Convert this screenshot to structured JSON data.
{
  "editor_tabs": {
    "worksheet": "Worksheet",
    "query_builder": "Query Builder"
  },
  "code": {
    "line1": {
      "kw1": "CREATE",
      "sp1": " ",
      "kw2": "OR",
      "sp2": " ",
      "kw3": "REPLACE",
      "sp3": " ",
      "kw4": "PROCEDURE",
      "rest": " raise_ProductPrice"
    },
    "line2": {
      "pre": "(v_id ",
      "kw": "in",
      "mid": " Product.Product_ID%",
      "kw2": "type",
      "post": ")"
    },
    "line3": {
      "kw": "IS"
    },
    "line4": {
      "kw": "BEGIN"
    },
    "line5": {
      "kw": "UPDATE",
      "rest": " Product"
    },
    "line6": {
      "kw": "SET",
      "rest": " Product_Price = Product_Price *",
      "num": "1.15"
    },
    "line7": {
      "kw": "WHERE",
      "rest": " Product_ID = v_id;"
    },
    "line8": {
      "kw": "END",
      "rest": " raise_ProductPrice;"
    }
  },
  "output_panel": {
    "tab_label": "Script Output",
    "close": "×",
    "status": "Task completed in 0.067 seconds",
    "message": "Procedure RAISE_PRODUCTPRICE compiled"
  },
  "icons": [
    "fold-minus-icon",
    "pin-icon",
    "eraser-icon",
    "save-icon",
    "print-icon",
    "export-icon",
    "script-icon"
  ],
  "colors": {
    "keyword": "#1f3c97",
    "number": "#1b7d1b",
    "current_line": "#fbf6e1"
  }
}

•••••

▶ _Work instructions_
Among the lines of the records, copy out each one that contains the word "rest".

▶ _Response for this exercise_
      "rest": " raise_ProductPrice"
      "rest": " Product"
      "rest": " Product_Price = Product_Price *",
      "rest": " Product_ID = v_id;"
      "rest": " raise_ProductPrice;"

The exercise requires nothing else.